On Cooking Southern: Baked Snapper With Crawfish Gravy and More

Southernism of the Week:  Cut the mustard: First used as an expression in a 1902 story by Greensboro, NC, writer O. Henry (William Sydney Porter)… Referring to achieving a desired result or standard, the phrase possibly derives from the English military term “ to pass muster” or from the Latin “monstrare” …

Two Oxford Chefs and an Ole Miss Alum Named James Beard Finalists

Oxford was all abuzz this week, when two of our town’s most celebrated chefs and an Ole Miss Journalism alumna were named among the finalists for 2014 James Beard Foundation (JBF) Awards. JBF Awards cover all aspects of the food industry. The awards are presented in five classifications: Broadcast and New Media (8 …

On Cooking Southern: St. Paddy’s Day

Southernism of the Week: Stem-winder: A person who’s liable to give a rousing speech or effective recap of a situation; also someone or a situation that’s first-rate, of high quality … like the stem-winding watches created in France by Adrien Phillippe (precursor to Patek Phillippe) that became the height of fashion …

On Cooking Southern: Three Gelatin Salads

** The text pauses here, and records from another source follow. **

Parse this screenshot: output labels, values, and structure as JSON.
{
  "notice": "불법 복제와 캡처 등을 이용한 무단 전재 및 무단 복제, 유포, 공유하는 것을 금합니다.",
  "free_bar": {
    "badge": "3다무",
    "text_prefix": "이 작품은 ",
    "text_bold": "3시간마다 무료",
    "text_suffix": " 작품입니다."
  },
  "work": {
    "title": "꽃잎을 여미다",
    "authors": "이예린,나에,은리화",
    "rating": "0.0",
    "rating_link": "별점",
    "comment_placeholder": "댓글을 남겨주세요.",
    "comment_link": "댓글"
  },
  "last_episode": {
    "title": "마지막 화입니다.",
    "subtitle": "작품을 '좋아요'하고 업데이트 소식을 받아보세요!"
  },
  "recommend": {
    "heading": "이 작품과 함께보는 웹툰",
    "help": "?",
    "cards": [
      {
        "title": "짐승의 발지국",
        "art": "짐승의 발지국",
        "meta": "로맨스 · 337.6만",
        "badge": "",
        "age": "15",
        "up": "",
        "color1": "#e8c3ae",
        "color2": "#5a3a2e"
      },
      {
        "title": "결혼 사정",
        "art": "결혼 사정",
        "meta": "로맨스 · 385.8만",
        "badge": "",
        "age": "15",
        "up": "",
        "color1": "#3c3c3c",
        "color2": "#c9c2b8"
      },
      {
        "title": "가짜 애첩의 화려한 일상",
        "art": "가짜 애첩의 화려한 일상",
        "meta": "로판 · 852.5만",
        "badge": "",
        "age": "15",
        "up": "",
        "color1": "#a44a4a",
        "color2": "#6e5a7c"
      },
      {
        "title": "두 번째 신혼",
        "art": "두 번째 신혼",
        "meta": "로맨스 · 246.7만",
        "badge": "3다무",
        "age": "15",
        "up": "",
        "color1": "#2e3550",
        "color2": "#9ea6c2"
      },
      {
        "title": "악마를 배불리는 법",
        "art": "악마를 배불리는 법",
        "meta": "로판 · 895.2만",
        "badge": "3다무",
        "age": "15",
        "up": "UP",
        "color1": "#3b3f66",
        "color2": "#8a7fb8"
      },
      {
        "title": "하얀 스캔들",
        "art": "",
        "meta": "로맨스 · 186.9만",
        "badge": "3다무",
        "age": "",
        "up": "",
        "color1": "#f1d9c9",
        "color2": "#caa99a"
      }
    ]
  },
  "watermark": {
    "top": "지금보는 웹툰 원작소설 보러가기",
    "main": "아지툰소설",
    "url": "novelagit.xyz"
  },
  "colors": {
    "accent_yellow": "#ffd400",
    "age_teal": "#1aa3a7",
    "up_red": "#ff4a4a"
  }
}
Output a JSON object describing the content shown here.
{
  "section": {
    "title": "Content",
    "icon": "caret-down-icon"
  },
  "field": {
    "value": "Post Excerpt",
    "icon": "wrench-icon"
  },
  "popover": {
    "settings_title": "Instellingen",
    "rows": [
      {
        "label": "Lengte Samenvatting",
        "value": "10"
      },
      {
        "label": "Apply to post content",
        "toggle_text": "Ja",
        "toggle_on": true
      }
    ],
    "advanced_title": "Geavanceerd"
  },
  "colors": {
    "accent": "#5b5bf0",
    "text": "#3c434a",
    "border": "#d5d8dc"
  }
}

Southernism of the Week: He’s a real catbird (related to sitting in the catbird seat): A term that originated in the South in the 19th Century; popularized nationally by Brooklyn Dodgers baseball announcer Red Barber (1908-1992) and later by humorist James Thurber… Refers to someone who’s in an advantageous position, like …